**The data:**
++++++++

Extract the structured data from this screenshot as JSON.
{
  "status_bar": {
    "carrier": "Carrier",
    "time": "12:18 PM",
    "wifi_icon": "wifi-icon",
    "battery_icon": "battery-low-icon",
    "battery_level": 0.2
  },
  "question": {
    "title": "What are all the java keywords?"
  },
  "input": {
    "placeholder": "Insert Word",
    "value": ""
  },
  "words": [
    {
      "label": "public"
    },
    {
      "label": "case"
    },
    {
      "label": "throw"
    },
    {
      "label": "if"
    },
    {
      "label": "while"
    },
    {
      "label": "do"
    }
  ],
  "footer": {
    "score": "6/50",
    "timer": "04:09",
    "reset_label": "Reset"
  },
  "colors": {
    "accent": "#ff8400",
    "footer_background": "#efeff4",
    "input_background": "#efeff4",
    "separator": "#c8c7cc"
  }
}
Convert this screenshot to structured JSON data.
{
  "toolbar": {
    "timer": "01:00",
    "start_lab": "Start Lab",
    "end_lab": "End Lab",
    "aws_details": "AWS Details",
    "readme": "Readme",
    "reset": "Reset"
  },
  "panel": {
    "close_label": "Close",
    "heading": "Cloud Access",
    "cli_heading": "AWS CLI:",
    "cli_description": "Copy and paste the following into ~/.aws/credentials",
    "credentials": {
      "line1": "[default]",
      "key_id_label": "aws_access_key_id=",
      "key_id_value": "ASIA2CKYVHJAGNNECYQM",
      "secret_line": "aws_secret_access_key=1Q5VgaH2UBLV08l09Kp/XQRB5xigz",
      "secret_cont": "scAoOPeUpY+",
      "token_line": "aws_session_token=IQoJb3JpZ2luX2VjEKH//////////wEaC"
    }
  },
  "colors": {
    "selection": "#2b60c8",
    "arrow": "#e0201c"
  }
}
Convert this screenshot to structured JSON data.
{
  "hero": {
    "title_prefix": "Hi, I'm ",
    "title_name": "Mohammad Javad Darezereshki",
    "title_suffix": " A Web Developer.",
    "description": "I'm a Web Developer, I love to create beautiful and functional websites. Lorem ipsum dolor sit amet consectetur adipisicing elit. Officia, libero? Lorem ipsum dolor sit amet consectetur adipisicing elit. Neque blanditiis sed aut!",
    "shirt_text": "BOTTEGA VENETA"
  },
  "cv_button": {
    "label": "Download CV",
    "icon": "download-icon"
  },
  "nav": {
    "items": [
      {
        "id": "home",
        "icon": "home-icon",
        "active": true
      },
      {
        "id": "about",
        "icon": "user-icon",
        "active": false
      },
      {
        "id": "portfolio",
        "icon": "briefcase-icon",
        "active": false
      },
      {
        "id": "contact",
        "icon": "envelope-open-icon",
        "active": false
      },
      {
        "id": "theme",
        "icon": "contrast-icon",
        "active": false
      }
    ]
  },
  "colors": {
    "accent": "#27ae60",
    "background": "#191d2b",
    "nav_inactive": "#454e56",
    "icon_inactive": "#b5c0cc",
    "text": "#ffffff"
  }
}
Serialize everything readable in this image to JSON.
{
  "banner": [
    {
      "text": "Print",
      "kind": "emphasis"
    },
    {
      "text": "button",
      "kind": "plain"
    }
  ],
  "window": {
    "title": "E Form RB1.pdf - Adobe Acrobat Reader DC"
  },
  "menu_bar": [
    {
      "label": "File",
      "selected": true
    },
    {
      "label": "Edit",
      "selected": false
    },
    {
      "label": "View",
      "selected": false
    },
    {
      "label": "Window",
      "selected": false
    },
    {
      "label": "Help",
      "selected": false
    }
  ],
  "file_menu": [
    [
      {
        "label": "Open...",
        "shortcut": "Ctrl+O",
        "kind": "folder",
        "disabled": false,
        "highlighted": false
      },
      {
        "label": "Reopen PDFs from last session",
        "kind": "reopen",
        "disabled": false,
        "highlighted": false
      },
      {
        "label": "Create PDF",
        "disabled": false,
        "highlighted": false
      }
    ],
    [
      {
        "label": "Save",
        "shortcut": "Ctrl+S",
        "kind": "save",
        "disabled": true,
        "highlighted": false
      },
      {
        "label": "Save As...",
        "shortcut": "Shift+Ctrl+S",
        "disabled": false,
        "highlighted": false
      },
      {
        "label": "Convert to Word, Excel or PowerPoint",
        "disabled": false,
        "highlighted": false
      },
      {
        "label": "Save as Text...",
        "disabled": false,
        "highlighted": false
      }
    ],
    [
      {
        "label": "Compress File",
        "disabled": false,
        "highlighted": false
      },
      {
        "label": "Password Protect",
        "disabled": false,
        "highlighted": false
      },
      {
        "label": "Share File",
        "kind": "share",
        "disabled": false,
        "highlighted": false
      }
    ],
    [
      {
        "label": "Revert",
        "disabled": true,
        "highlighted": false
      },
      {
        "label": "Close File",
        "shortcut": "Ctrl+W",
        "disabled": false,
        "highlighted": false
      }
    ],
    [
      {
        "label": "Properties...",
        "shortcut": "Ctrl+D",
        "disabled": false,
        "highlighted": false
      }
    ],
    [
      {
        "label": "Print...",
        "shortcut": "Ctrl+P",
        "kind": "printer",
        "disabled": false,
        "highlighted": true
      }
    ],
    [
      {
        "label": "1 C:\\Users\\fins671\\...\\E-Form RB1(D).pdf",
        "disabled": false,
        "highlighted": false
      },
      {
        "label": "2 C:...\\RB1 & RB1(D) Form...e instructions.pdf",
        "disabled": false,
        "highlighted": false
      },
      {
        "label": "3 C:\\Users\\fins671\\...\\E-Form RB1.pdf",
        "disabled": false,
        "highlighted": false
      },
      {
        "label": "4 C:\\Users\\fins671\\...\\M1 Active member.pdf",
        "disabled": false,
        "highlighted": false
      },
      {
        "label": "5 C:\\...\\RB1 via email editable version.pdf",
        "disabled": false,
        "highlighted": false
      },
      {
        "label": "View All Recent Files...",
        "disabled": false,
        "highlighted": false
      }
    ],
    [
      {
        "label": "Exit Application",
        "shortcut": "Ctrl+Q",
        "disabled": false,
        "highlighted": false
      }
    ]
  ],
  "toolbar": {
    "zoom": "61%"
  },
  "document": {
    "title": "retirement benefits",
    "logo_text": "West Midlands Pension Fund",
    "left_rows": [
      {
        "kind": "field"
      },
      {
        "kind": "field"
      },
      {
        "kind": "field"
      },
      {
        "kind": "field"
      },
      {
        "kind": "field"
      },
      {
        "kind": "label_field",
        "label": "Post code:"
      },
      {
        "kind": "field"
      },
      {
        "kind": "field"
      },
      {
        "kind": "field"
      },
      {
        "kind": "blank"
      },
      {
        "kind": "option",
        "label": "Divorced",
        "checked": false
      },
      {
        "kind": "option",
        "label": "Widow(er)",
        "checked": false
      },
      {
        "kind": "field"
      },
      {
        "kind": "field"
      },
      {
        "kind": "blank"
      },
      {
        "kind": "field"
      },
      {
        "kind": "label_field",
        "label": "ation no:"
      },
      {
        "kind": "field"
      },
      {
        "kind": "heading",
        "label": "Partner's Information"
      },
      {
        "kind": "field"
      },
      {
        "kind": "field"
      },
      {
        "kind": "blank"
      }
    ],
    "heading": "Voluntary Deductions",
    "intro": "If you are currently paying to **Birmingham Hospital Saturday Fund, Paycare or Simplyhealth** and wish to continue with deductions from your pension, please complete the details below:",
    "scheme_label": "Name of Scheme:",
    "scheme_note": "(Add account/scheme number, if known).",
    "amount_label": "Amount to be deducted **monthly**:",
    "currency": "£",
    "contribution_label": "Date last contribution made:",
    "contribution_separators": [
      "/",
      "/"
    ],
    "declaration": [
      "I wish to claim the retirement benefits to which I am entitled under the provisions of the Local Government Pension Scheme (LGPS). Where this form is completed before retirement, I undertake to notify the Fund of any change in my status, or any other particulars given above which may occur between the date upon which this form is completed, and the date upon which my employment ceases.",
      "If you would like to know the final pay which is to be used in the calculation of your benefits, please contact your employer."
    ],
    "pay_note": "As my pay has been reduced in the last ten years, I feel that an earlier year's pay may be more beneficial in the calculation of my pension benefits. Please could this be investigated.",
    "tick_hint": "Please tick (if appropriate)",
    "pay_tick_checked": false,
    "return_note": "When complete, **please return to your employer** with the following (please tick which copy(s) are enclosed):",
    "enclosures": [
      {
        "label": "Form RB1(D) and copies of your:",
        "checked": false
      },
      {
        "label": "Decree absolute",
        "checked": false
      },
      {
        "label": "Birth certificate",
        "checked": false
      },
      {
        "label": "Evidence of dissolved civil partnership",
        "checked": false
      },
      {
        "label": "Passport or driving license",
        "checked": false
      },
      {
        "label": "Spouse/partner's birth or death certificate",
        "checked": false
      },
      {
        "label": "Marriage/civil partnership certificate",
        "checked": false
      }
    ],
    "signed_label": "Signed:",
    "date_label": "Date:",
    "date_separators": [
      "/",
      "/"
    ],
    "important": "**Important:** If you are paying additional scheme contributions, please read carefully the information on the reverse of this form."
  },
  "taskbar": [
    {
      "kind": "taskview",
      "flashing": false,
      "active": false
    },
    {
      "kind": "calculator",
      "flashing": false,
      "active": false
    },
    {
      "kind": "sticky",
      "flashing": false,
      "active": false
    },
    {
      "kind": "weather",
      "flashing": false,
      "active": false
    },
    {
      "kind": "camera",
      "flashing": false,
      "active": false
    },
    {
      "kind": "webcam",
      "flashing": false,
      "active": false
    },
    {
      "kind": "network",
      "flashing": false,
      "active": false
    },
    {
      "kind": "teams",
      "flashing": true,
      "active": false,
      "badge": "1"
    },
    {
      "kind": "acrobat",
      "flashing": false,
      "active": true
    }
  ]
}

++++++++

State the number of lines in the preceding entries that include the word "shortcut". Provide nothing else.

7